> [Activity] Present each line of the entries below that holds the word "Competidor".

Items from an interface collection
■ ■ ■ ■ ■
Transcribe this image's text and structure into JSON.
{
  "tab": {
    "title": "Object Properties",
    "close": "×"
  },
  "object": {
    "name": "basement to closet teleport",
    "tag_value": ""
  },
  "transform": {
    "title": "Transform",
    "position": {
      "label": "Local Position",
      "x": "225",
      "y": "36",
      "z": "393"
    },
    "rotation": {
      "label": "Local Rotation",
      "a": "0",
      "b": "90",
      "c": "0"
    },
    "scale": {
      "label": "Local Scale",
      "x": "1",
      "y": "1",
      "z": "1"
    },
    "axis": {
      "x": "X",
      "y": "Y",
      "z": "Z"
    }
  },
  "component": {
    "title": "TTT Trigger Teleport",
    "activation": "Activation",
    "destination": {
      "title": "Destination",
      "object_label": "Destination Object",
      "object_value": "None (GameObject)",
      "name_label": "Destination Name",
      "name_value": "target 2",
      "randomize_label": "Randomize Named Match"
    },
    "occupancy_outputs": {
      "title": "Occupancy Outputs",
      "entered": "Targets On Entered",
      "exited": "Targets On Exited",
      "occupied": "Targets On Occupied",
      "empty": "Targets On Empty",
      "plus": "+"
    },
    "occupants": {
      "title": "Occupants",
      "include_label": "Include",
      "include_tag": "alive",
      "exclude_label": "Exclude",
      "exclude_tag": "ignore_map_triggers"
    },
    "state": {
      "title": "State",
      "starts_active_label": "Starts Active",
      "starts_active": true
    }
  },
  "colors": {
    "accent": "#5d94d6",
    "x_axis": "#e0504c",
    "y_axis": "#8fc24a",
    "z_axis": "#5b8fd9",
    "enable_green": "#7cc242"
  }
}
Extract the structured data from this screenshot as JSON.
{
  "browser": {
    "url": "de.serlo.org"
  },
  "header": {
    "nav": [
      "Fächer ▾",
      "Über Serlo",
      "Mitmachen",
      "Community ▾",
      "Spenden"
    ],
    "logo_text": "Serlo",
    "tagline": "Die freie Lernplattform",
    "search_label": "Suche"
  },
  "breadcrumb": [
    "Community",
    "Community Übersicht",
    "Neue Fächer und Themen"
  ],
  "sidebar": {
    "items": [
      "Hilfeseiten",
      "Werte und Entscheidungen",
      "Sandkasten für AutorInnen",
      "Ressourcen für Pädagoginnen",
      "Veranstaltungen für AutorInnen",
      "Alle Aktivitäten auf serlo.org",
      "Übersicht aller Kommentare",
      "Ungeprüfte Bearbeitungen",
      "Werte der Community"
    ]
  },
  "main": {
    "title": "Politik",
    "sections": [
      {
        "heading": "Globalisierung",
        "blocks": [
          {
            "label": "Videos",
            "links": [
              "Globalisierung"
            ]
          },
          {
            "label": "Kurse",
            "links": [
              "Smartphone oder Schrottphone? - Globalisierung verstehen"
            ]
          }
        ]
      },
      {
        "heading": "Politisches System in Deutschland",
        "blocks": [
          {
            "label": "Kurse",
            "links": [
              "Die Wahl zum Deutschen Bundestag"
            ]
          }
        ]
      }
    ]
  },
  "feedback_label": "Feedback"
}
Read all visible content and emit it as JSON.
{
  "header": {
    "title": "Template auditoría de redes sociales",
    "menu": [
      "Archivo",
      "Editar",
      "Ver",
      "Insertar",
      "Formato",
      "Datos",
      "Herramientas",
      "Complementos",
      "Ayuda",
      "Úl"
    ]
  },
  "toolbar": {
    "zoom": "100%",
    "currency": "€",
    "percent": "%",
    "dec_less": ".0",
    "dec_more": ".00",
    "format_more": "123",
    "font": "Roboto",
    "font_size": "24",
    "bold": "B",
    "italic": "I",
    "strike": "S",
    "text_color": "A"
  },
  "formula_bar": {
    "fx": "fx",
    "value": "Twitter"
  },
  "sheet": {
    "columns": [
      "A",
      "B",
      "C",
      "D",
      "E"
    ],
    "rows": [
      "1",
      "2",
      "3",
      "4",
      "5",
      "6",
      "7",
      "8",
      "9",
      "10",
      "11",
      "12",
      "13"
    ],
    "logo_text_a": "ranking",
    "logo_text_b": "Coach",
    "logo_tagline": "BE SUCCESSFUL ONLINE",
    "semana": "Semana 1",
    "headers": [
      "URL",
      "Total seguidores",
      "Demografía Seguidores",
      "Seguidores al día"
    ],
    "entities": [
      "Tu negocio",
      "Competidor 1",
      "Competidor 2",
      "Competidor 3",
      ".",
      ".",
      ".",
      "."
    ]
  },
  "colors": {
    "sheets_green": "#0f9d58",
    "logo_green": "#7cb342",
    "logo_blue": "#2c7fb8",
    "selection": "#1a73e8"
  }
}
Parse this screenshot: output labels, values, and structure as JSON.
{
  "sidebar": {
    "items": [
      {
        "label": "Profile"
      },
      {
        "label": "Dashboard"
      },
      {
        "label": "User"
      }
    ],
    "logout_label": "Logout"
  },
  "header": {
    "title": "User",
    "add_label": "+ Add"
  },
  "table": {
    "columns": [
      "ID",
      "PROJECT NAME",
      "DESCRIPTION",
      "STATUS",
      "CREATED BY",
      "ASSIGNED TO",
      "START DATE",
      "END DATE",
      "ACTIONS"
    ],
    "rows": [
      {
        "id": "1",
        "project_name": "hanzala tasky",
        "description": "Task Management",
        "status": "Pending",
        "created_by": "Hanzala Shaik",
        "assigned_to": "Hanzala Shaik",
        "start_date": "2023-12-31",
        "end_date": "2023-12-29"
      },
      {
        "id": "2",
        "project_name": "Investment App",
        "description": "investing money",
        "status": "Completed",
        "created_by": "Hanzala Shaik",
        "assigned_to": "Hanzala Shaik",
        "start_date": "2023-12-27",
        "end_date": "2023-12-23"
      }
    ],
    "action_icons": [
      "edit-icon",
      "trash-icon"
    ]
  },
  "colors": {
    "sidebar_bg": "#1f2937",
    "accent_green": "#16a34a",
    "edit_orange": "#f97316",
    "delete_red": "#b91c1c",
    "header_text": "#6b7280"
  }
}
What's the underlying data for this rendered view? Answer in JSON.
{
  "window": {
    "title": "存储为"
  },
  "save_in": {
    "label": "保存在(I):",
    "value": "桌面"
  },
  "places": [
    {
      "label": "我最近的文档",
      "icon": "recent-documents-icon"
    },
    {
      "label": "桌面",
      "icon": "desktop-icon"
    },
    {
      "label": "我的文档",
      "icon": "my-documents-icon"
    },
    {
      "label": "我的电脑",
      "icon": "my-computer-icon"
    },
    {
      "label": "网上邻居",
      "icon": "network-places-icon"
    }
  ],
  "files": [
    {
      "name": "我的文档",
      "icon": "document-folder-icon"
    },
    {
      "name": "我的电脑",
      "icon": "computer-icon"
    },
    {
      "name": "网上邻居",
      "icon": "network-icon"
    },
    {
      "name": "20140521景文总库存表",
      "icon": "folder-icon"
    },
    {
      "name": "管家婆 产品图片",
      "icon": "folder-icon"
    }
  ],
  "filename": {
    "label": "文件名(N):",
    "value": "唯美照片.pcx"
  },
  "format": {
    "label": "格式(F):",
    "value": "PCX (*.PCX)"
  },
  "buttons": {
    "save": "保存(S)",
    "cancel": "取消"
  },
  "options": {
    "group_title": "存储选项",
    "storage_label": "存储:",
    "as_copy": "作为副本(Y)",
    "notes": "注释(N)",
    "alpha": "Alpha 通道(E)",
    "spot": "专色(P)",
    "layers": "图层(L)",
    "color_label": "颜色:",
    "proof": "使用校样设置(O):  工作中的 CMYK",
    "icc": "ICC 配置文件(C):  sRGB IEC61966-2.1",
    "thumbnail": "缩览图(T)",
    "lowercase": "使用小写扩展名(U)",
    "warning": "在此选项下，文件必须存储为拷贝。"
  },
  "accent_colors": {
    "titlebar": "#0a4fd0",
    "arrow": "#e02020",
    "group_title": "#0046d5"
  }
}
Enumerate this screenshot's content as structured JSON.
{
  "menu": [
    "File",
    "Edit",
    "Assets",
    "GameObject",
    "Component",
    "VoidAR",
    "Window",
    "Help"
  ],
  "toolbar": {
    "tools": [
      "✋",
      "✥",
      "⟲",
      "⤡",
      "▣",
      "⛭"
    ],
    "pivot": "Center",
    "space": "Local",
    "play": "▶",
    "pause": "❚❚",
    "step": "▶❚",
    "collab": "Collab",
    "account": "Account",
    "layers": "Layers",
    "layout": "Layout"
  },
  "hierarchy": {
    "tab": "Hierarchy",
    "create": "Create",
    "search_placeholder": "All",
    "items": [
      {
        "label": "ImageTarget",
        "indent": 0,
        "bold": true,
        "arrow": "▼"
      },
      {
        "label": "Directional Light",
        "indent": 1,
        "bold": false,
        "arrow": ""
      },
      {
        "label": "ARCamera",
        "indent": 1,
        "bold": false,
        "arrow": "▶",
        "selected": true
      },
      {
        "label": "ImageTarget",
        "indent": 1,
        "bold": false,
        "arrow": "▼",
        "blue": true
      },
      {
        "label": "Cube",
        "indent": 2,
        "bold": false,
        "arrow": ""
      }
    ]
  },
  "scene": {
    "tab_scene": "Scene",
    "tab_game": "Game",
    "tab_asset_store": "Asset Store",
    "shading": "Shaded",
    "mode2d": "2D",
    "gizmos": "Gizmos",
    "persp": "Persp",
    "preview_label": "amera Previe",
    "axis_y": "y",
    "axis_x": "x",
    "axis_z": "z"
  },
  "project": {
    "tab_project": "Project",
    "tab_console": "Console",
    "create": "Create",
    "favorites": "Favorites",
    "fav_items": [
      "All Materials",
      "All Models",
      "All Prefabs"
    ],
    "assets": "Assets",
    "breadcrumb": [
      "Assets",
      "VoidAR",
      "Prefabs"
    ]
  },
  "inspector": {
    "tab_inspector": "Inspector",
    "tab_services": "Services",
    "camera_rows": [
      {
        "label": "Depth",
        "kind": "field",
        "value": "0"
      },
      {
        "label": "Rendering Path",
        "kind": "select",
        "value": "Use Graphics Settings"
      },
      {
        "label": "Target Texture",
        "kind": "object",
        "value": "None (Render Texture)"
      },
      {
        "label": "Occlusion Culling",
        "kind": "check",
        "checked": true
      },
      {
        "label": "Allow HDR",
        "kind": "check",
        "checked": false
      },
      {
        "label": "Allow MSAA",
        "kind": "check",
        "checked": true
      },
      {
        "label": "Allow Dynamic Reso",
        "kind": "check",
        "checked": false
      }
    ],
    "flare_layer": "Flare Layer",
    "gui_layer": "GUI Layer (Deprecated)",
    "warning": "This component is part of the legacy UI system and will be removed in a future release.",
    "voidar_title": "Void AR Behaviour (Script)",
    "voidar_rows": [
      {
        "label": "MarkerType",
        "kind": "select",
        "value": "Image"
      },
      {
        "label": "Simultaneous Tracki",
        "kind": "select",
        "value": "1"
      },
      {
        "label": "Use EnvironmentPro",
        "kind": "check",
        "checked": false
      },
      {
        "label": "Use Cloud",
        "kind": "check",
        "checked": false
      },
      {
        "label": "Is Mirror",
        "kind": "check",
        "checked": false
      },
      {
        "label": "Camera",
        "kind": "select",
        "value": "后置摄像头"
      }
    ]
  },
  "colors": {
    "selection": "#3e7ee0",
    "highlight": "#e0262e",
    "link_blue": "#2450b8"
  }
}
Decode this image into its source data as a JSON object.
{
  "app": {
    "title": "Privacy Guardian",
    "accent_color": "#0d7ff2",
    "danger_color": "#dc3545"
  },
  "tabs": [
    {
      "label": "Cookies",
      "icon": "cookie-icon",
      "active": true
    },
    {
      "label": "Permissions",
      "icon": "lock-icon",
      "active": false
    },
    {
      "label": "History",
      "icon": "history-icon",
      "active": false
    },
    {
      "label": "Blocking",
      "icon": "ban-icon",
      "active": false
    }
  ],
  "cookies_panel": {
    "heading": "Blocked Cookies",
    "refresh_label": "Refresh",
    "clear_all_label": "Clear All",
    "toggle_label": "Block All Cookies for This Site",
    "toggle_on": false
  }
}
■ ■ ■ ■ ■
> [The completed task]
      "Competidor 1",
      "Competidor 2",
      "Competidor 3",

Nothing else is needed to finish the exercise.